“The UGA Stormwater Management Plan proposes two capital projects: a stormwater treatment facility and replacement of an existing outfall. The treatment facility will cost approximately $10,000; the cost to replace the outfall would be approximately $144,000. (2004 Year Dollars)”
“The UGA Stormwater Management Plan proposes that parcels in the UGA Commercial, Industrial, and Multi-Family Residential designations would pay a stormwater management fee to fund inspection of stormwater management facilities in those areas. The inspection program would cost approximately $10,000 per year.”
“The UGA Stormwater Management Plan proposes a UGA Stormwater Management Program that would conduct public education, water quality monitoring, and stream gauging. The annual SWM Program cost would be approximately $15,000.”

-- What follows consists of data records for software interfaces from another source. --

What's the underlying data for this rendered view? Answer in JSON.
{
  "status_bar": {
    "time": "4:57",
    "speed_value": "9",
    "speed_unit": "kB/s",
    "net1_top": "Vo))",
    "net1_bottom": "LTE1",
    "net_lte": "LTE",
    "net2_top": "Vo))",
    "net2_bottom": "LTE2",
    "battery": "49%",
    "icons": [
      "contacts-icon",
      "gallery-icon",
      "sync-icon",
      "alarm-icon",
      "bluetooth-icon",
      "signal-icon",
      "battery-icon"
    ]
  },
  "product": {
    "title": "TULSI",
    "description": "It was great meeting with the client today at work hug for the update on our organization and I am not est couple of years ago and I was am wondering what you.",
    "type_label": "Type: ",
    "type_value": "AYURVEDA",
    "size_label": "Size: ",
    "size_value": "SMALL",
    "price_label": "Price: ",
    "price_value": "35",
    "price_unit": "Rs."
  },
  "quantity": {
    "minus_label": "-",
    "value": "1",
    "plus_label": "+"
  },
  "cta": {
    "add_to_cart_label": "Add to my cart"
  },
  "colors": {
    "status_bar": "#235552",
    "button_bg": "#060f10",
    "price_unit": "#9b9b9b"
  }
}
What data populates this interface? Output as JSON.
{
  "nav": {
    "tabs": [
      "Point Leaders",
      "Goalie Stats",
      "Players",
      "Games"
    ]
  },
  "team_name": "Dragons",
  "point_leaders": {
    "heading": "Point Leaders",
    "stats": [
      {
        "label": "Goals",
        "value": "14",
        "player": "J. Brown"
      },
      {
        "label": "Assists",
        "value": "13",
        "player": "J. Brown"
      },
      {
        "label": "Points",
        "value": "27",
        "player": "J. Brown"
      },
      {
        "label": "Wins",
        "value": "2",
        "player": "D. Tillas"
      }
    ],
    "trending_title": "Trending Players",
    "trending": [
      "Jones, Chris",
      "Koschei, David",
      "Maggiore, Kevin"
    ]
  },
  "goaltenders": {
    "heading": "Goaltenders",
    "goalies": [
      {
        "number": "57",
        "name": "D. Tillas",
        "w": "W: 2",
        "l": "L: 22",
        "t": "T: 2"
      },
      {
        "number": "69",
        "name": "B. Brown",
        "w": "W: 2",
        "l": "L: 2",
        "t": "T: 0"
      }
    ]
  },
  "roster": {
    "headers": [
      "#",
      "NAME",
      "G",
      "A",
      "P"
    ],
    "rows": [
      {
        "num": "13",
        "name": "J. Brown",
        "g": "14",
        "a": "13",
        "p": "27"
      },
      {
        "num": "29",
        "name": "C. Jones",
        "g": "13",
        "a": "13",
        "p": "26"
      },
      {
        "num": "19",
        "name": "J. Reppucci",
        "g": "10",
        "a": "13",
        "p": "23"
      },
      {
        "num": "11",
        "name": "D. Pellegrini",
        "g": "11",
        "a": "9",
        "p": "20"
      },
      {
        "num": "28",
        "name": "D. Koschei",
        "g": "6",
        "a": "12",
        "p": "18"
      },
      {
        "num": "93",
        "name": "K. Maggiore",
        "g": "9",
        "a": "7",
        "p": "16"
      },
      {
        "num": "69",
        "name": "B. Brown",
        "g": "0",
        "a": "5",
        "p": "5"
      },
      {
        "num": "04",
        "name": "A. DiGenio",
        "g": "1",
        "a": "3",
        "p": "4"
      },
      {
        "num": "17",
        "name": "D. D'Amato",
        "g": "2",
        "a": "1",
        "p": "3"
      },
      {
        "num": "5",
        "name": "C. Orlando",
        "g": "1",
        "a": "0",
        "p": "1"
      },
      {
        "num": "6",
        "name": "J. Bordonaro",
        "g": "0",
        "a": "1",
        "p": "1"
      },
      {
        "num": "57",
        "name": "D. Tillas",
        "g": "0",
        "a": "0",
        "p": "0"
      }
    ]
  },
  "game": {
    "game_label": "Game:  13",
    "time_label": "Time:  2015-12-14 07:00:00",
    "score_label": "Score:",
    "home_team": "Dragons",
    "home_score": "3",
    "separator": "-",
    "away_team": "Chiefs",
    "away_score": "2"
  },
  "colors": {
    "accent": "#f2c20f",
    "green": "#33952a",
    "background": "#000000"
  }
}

“The Washington State Growth Management Act (GMA) was passed in 1990 to encourage planned, coordinated, growth for a more efficient use of the State’s resources by reducing sprawl. One of the ways in which the GMA seeks to accomplish these goals is to require communities to adopt comprehensive growth plans that specify how new population growth will be accommodated. By law, these plans must address the following areas: transportation, capital facilities, utilities, land use, housing, and rural land.”
“This assumes that the availability of a sanitary sewer system will affect the rates of development. After the UGA designation is completed and prior to the development of a sewer system, urban commercial and industrial development will be permitted, but only by those developments that can be served by an on -site septic system. It is assumed that the sanitary sewer system will be available by 2011 to designated areas. Using these development rates, 12.6 acres of commercial and industrial land are estimated to be developed during the 2005 -2010 planning period and 54.3 acres developed from 2011 to 2024. This growth scenario includes a 15% market reduction factor to account for land that will be unavailable for development during this period.”
“Growth and development in the Irondale-Port Hadlock UGA will have some impacts to the transportation system. A significant portion of that impact will occur on SR19 and SR116. The Washington State Department of Transportation (WSDOT) has jurisdiction over these roads. Continued and increased intergovernmental coordination between WSDOT and Jefferson County will become more important to coordinate transportation improvements within and adjacent to the Irondale -Port Hadlock UGA. The coordination will be necessary to accommodate future population growth and development while mitigating the resulting impacts and increased congestion from both within and outside the UGA.”
From United States Environmental Protection Agency:
Aquifer depletion. Stressors that can deplete aquifers include changes in precipitation and snowmelt patterns; withdrawal of ground water for drinking, irrigation, and other human uses; and impervious paved surfaces that prevent precipitation from recharging ground water. Some deep aquifers may take thousands of years to replenish. Some consequences of aquifer depletion include:
- Lower lake levels or—in extreme cases—intermittent or totally dry perennial streams. These effects can harm aquatic and riparian plants and animals that depend on regular surface flows.
- Land subsidence and sinkhole formation in areas of heavy withdrawal. These changes can damage buildings, roads, and other structures and can permanently reduce aquifer recharge capacity by compacting the aquifer medium (soil or rock).
- Salt water intrusion. Changes in ground water flow can lead to saline ground water migrating into aquifers previously occupied by fresh ground water.